Case | HBS Case Collection | November 2009 (Revised July 2011)

International Lobbying and The Dow Chemical Company (A)

by Arthur A. Daemmrich

Abstract

This case explores company strategy, business-government relations, and collective action challenges associated with international and domestic lobbying regarding regulation of the chemical industry. In the fall of 2006, a five-year legislative process for a major new law regulating chemicals in the European Union appeared to be nearing its conclusion. REACH—the Registration, Evaluation, Authorization, and Restriction of Chemicals—would create a new European Chemicals Agency, require companies to submit testing data on existing and new compounds, and restrict the manufacture of hazardous substances. Andrew Liveris, CEO of the Dow Chemical Company, has to decide whether the company should engage in direct discussions with the European Parliament and Commission, with the implication that the company can influence the regulations but also would have to support the final outcome.
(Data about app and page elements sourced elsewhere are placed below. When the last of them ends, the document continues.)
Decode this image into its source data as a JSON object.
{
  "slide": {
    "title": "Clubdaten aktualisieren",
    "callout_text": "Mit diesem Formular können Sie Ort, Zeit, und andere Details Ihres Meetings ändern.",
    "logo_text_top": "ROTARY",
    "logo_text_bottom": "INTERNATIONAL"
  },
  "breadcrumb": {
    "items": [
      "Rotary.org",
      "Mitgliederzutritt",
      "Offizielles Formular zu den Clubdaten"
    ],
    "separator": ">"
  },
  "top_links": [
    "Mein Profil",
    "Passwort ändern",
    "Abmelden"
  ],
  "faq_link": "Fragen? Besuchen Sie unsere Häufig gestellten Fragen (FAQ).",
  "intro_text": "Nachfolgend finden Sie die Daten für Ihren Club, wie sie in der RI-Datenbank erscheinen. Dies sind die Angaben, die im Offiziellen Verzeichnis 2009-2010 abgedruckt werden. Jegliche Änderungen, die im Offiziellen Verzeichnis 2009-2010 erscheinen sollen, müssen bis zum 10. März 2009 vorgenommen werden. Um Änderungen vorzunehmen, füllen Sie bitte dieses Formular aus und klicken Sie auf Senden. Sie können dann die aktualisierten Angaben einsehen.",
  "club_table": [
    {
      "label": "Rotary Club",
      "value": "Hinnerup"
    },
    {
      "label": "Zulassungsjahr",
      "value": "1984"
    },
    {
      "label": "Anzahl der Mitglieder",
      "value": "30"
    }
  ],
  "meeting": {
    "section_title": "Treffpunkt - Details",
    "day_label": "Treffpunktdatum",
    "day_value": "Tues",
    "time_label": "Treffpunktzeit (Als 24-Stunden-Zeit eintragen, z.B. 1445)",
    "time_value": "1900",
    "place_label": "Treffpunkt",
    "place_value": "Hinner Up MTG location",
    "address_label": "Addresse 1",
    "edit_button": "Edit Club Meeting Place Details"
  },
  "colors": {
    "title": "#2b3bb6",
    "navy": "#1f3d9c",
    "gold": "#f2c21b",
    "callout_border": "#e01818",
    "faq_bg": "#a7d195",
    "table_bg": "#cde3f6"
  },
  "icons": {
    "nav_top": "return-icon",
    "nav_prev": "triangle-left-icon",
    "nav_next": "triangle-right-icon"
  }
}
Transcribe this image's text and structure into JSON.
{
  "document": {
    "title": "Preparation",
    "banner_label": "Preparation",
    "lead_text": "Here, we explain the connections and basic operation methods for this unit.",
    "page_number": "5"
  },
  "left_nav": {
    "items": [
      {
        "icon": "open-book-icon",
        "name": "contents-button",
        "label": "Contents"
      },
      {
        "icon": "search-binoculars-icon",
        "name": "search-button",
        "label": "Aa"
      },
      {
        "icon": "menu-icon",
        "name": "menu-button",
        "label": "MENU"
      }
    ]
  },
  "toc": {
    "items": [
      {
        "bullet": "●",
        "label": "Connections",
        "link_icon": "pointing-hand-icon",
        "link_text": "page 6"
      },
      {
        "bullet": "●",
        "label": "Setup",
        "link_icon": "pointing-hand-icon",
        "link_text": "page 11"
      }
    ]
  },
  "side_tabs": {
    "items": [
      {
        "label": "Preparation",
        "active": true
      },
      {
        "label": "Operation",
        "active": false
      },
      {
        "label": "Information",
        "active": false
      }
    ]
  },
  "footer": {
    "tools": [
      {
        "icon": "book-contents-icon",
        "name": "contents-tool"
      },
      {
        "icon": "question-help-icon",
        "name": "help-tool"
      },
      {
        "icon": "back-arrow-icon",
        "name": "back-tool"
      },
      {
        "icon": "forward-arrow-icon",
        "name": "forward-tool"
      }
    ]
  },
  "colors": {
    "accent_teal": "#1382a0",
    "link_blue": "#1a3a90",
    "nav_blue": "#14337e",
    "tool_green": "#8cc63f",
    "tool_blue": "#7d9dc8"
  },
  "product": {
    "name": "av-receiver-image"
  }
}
The case summarizes Dow's history, competitive dynamics in the sector, and regulation of the chemical industry before describing the REACH legislative process and various approaches to lobbying used by chemical companies, trade groups, and environmental NGOs.

Keywords: Governing Rules, Regulations, and Reforms; Government Legislation; Business and Government Relations; Power and Influence; Competitive Advantage; Corporate Strategy; Chemical Industry; Manufacturing Industry; Europe;

Citation:

Daemmrich, Arthur A. "International Lobbying and The Dow Chemical Company (A)." Harvard Business School Case 710-027, November 2009. (Revised July 2011.)